Opioid addiction is a serious problem that affects the health, social and economic welfare of all involved. It is estimated that over 2 million Americans suffer from opioid misuse.
Dr Eckburg is authorized to prescribe specifically approved Schedule III, IV or V opioid drugs for the maintenance and detoxification treatment of opioid addiction in accordance with the Drug Addiction Treatment Act of 2000.
$195 first visit, $100 subsequent visits.
Call to make an appointment: 815-316-8700.
Opiate addiction, or addiction to pain pills, which includes drugs such as heroin, OxyContin, Vicodin, Norco, morphine, Fentanyl, codeine, methadone, oxycodone and even buprenorphine, is a serious problem affecting the health, social and economic welfare of millions of Americans. All of these addicting drugs have the preliminary ingredient of opium. Opium comes from the seedpods of the opium poppy.
Endorphins are hormones released by the body in response to pain, but can also be triggered by various activities, including exercise, sex, and even eating certain foods.

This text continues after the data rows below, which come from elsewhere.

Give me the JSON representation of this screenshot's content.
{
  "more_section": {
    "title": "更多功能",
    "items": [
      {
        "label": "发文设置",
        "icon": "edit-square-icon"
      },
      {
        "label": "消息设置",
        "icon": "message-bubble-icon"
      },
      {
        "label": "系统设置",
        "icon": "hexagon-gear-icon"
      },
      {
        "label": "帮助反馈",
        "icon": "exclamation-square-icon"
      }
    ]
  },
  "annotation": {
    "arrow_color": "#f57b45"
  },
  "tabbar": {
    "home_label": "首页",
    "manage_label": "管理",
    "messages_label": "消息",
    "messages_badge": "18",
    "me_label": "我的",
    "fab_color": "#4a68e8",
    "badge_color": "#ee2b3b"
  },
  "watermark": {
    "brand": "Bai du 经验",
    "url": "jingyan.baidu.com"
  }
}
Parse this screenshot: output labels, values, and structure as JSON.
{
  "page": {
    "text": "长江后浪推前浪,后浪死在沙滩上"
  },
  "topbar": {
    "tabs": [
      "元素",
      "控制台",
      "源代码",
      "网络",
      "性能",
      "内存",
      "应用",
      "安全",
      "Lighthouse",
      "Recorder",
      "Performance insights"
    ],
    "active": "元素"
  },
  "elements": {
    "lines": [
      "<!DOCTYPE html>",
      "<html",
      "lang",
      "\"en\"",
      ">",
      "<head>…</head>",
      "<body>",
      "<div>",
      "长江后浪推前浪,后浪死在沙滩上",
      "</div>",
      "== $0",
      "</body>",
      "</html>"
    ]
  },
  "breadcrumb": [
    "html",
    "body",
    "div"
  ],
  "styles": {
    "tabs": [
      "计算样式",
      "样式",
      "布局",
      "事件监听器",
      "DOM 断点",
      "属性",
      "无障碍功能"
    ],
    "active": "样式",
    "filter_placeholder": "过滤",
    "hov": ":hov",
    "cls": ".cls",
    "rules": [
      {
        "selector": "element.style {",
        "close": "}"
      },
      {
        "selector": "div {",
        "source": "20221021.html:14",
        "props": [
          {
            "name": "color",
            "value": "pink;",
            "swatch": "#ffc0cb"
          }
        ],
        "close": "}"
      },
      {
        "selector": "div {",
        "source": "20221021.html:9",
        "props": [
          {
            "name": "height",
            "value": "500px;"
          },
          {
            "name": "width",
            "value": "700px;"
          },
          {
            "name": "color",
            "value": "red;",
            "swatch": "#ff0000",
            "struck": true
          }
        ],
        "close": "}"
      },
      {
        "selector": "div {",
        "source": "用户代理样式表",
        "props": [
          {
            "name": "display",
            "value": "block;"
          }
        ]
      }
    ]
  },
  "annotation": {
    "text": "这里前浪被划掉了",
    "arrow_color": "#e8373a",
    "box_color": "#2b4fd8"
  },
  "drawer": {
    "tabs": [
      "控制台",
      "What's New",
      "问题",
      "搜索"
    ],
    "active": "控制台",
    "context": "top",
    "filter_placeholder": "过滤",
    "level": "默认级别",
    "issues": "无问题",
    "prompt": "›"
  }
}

Endorphins relieve pain and induce feelings of pleasure or euphoria. When prescription opioid painkillers are abused, these drugs provide up to 100 times the normal level of endorphins that our body would normally produce. This negatively affects the cells in our brains and nerves. By flooding our system with endorphins, we become accustomed to a pleasurable sensation that we cannot produce on our own. Our body's own production of endorphins stops after prolonged exposure to large (and unnatural) levels of endorphins. This contributes to a vicious cycle, because an opioid user has no endorphins unless they use again. Users only feel happy when using the drug. In addition, users develop a tolerance to a certain dose of drug, meaning higher and higher doses of opiate are needed to achieve the same effect. After a while, most users don't even feel the positive effects of the endorphins, they use just to feel “normal” and to avoid the negative effects of withdrawal.
For most people, the only way to get ‘back to normal’ is by undergoing rehab for opiate addiction. One of the main reasons people need help stopping opioid addiction is because of the unpleasant effects of opioid withdrawal symptoms, aka dope sickness. These symptoms include physical pain, stress, depression, restlessness, even suicidal thoughts. In good programs for opioid addiction, its more than just being given medication to help with withdrawal symptoms. Good programs incorporate addiction counseling, group therapy and mentorship. While it is possible to recover from opioid addiction on your own, most people recover with the help of an opioid treatment program. Medication (buprenorphine) is not the treatment. Buprenorphine is used as a tool in the patient's recovery process. The ultimate goal is for the patient to live a happy and healthy drug free lifestyle. Here at Dr Eckburg's office, we offer a non-judgemental environment of caring, compassion and trust that is built on honesty, integrity and high ethical standards.
Dr Eckburg is board certified in Addiction Medicine and is authorized to prescribe specifically approved Schedule III, IV or V opioid drugs for the maintenance and detoxification treatment of opioid addiction in accordance with the Drug Addiction Treatment Act of 2000. He will conduct a thorough history and physical examination to ensure you are appropriate for an outpatient opioid treatment program. The process of transitioning to burprenorphine from opioids is discussed in great detail, and support is offered thru-out the process. Once stabilized, regular visits to the physician office are usually monthly, but may be more often depending on the need. We work with several addiction counseling centers and can refer you to the one of your choice. Addiction counseling help patients solve interpersonal conflicts, and deal with stress ,anxiety and other emotional concerns that relate to chemical dependency. Group therapy, whether community, private or church based, helps focus on strategies for maintaining sobriety, avoiding relapse, and developing a supportive environment for recovery.
Treatment, with or without assistance from medication, continues until the patient has mastered the basics of self-care and ongoing recovery.
The goal is to return the user to a healthy, active life, free from dependency on opioids.